++++ Records shown
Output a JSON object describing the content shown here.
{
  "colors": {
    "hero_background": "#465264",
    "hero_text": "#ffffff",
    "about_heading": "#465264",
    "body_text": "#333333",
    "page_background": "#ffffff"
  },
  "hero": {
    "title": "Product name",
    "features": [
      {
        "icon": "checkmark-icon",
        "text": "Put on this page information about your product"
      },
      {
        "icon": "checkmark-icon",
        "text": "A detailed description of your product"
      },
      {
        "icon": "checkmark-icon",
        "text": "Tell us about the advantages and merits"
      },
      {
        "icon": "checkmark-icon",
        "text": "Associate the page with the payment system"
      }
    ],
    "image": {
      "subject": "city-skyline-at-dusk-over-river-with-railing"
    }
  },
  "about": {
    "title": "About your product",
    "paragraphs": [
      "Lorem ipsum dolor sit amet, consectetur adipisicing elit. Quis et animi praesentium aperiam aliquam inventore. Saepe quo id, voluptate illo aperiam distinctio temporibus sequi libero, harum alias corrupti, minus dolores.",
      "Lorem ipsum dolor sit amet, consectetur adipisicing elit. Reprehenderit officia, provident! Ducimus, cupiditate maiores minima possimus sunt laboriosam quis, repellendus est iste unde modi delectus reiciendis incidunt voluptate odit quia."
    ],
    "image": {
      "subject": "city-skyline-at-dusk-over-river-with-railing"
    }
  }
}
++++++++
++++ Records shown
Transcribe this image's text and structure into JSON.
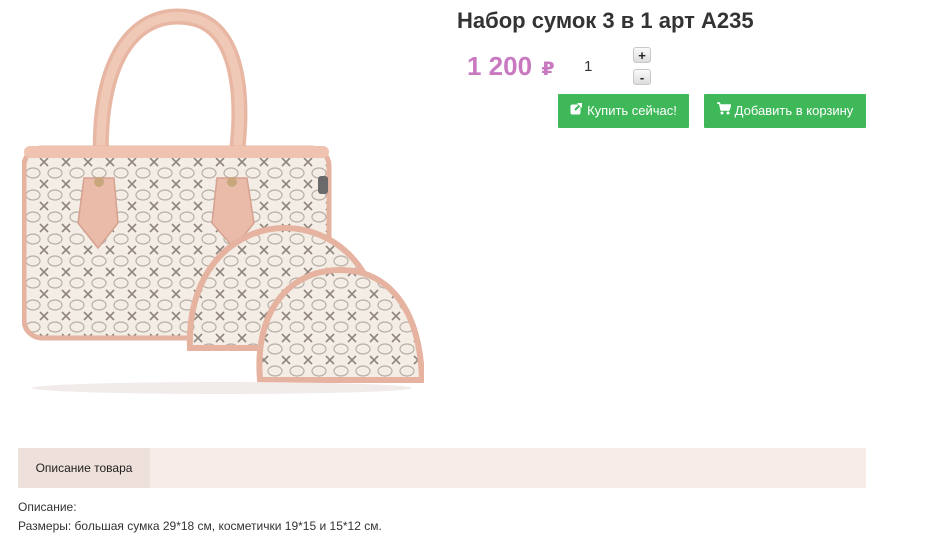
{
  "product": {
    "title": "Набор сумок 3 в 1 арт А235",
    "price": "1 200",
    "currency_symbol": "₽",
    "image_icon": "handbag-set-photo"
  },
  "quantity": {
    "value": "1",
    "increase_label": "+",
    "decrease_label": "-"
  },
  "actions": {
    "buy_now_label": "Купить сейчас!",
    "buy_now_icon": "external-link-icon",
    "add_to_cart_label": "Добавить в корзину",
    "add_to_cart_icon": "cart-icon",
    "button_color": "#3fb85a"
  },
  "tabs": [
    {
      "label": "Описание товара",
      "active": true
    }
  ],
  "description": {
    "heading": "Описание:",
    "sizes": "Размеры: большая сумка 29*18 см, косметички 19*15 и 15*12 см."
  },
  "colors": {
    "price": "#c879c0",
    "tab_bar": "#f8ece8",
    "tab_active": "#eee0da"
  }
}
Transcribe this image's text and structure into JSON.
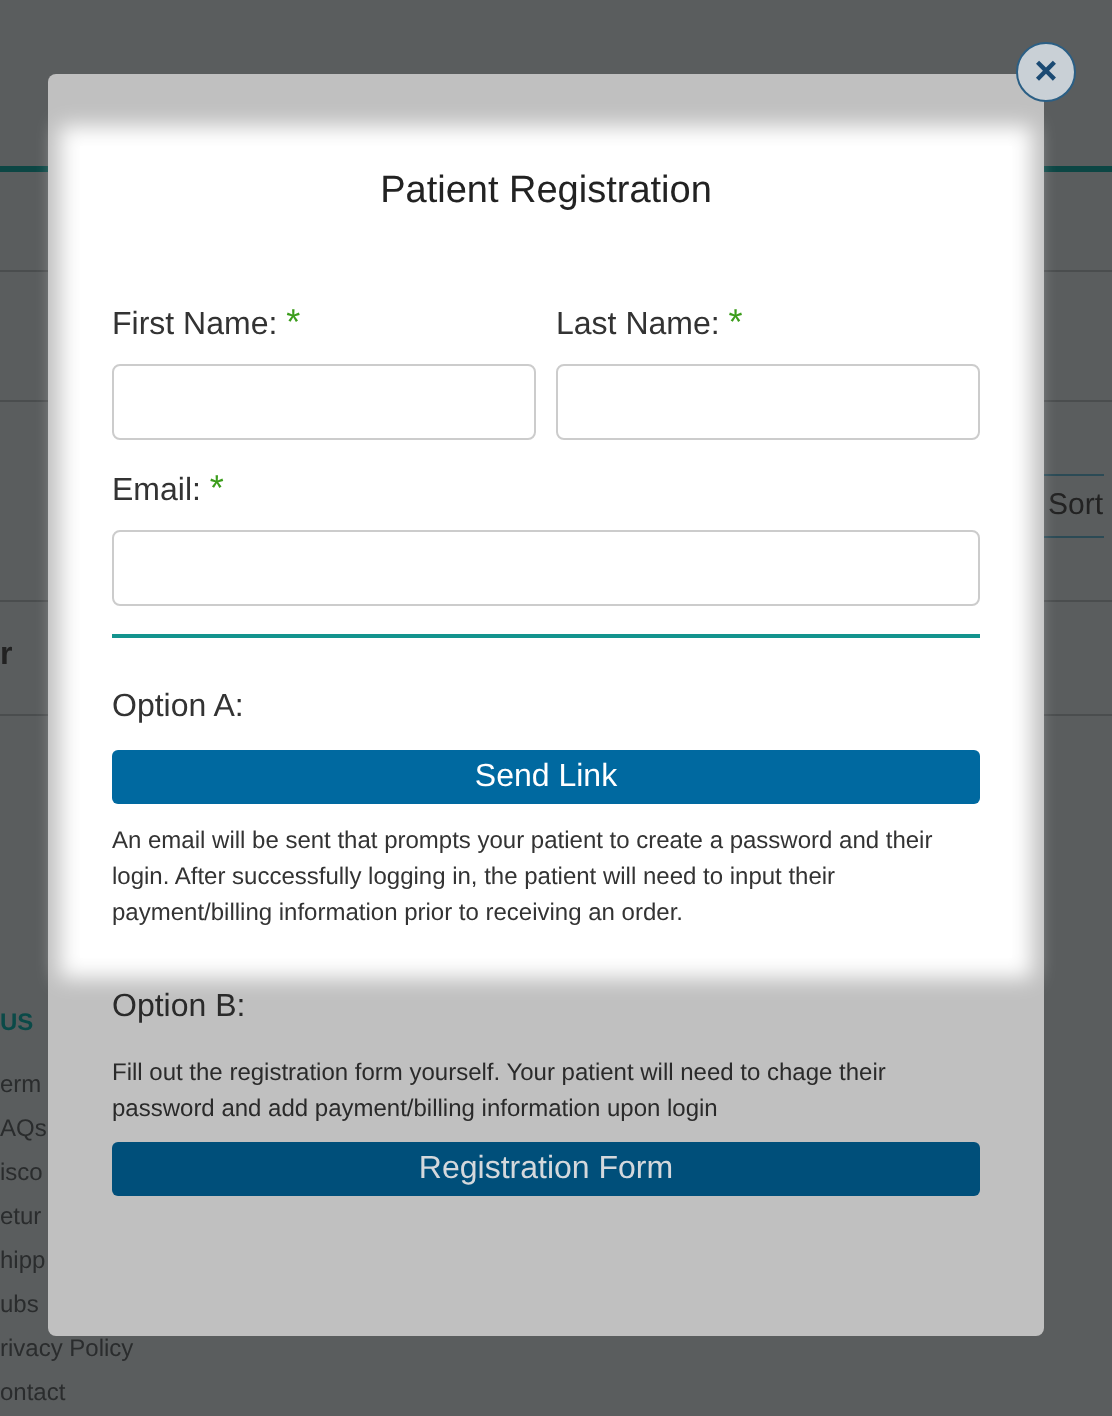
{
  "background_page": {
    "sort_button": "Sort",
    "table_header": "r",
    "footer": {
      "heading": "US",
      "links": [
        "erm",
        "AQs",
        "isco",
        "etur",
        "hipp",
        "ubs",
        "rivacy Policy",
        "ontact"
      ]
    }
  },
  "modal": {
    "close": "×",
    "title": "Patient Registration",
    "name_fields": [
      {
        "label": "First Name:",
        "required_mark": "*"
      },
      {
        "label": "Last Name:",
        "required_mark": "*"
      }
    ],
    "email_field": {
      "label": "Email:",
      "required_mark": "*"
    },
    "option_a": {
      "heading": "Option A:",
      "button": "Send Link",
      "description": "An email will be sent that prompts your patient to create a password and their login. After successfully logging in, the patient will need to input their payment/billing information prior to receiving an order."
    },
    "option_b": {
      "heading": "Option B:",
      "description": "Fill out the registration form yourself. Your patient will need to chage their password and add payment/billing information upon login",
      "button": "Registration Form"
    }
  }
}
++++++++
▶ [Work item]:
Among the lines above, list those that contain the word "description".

▶ [Written solution]:
        "text": "A detailed description of your product"
  "description": {
      "description": "An email will be sent that prompts your patient to create a password and their login. After successfully logging in, the patient will need to input their payment/billing information prior to receiving an order."
      "description": "Fill out the registration form yourself. Your patient will need to chage their password and add payment/billing information upon login",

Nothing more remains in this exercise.